[BRIEF]:
Lines from the entries below that hold "JSON" form the answer; copy all of them.

━━━━━━━━━━━━━━━━━━━━━━━━━━━━━━

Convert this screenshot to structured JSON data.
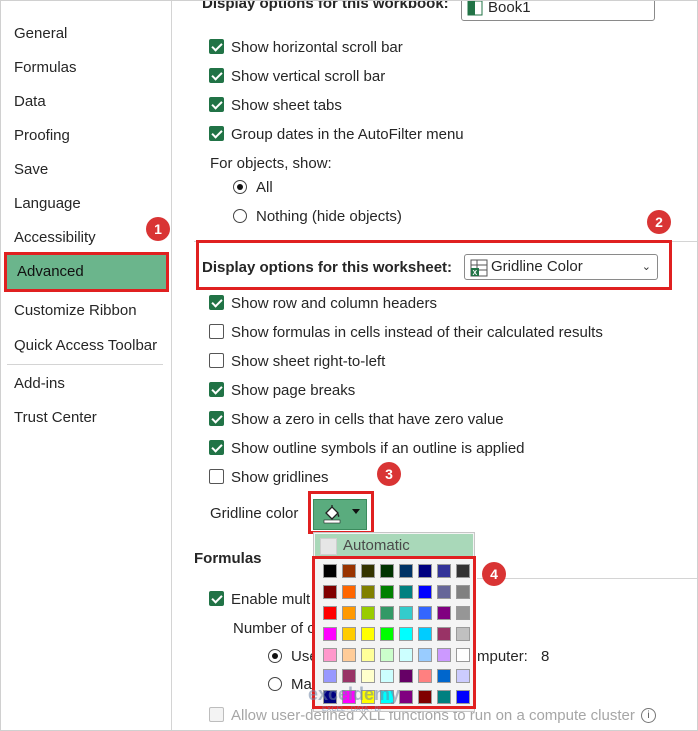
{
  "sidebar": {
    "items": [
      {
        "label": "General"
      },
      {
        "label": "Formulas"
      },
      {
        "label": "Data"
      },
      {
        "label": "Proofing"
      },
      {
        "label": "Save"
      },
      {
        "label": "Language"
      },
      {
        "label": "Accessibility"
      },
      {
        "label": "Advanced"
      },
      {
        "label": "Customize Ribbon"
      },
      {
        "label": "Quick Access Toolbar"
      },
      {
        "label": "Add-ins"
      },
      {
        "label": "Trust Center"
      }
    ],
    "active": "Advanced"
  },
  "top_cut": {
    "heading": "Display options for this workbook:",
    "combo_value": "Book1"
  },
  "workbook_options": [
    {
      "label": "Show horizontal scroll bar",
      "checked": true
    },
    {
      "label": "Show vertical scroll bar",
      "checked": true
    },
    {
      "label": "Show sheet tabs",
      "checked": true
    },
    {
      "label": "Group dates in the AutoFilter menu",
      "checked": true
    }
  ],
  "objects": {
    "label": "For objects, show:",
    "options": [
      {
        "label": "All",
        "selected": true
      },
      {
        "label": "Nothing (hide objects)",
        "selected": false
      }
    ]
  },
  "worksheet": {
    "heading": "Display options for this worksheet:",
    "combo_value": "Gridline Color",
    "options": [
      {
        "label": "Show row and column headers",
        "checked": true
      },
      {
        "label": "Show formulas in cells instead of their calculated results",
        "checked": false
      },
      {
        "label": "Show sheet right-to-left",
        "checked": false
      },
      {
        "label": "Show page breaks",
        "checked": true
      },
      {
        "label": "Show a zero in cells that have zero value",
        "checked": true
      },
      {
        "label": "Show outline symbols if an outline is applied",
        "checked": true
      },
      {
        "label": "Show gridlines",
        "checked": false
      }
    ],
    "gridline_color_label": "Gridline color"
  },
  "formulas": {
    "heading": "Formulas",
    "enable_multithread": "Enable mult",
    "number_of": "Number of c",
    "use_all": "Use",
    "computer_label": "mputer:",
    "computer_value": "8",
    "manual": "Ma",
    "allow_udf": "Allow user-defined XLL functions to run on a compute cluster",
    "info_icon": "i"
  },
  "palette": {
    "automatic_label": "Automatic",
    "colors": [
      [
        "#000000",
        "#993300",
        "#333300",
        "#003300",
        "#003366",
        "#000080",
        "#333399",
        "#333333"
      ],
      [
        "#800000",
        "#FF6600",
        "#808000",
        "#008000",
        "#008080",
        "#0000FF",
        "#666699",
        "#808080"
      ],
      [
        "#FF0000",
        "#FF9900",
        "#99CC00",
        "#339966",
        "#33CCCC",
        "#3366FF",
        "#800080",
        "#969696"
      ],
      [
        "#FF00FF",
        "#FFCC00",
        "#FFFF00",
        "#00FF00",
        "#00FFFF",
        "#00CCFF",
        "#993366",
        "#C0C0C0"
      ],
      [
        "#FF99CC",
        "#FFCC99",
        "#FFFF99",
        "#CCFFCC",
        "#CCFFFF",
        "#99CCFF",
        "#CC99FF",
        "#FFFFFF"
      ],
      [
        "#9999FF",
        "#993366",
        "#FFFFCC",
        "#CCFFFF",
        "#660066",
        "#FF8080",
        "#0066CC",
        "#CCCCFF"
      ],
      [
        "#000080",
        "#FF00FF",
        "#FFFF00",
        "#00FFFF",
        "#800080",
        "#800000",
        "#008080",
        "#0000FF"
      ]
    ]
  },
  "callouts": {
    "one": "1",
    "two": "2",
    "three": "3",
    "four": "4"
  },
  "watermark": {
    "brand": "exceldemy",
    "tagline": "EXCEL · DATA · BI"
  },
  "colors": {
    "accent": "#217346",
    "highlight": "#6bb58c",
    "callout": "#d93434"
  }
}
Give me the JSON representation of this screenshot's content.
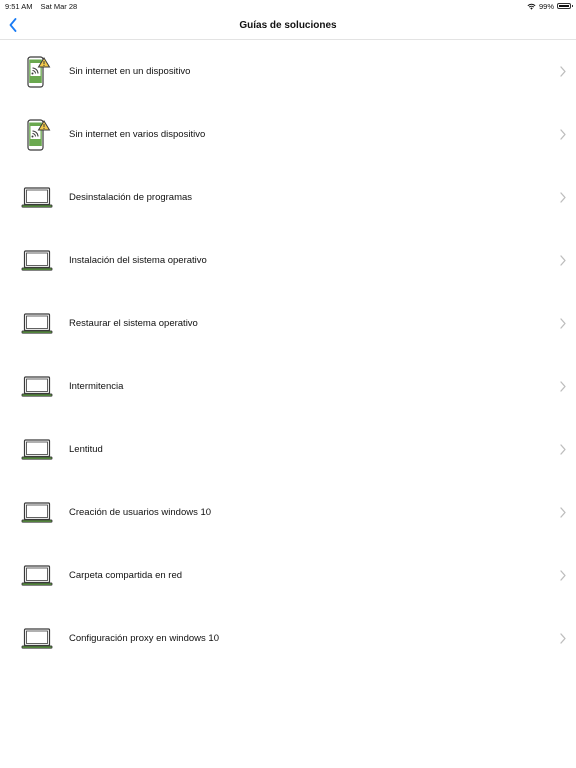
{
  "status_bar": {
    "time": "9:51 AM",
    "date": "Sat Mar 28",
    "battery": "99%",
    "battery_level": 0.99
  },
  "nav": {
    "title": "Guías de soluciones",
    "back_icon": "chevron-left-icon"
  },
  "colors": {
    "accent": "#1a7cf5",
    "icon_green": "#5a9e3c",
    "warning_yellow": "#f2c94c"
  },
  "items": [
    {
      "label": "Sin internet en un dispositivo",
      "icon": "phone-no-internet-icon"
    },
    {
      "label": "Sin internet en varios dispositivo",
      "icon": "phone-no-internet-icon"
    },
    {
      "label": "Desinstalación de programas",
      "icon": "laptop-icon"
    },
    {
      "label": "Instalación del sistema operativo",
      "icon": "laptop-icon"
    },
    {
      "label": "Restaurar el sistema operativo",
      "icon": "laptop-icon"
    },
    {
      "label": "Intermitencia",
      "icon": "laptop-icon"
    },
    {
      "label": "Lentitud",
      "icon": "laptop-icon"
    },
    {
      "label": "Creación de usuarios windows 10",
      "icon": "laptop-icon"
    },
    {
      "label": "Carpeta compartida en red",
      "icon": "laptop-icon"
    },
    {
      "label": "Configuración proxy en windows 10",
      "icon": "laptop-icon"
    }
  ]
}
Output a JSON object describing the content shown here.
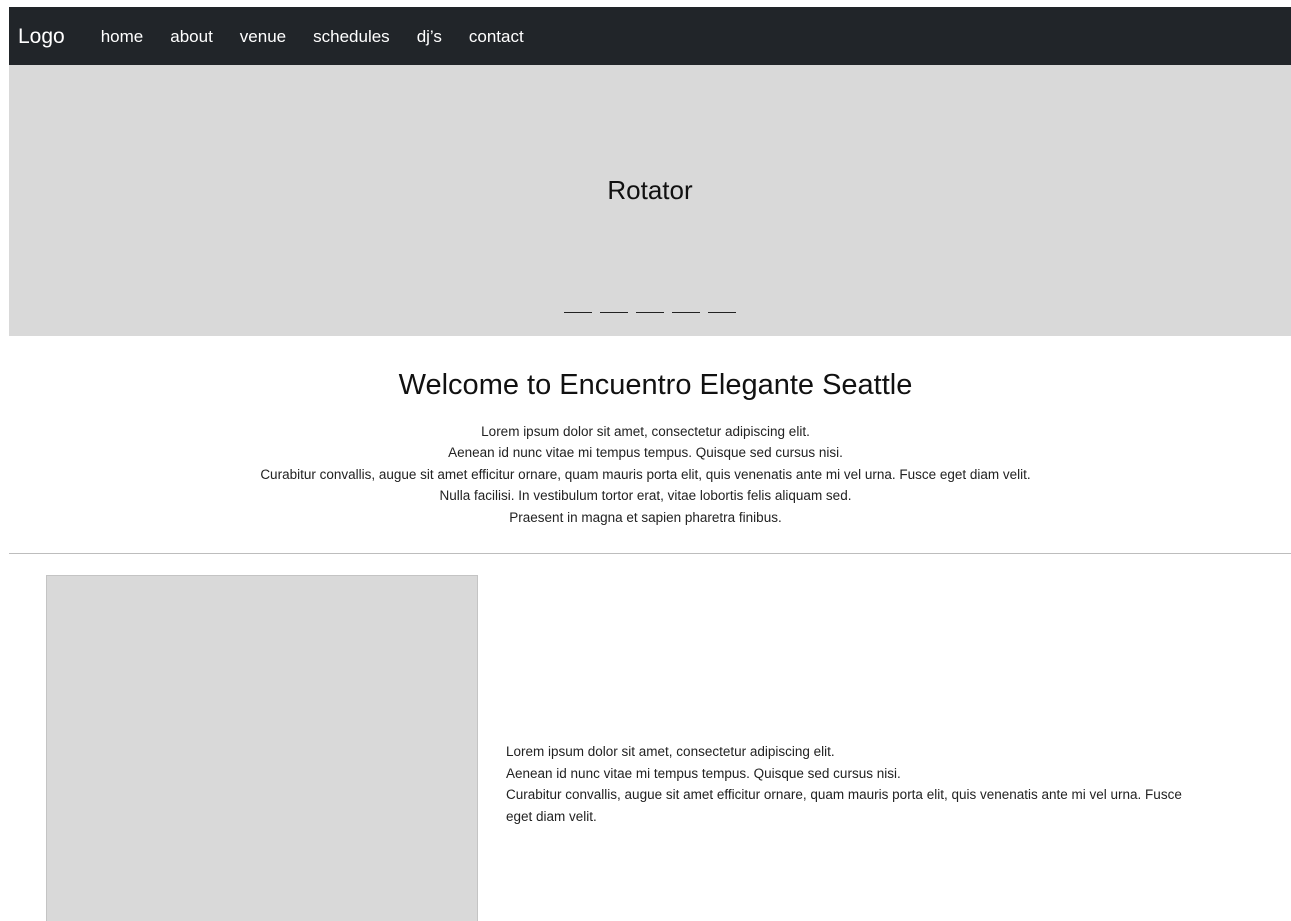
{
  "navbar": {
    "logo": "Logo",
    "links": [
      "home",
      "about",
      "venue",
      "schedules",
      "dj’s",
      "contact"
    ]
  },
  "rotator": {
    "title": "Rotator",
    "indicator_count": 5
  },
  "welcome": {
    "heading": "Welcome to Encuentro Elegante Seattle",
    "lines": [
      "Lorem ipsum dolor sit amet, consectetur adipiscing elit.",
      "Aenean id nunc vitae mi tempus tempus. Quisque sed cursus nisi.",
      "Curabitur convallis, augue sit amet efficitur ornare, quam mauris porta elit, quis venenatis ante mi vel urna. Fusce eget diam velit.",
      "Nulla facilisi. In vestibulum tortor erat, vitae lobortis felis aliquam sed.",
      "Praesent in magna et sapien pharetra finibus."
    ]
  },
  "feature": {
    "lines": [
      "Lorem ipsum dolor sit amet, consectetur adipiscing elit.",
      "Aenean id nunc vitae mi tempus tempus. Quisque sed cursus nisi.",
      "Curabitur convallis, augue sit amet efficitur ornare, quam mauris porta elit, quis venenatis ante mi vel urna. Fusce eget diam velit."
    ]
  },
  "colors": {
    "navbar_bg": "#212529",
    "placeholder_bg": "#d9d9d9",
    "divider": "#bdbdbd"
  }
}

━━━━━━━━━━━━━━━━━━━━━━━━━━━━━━

[REPLY TO THE EXERCISE]:
Convert this screenshot to structured JSON data.
Give me the JSON representation of this screenshot's content.
Output a JSON object describing the content shown here.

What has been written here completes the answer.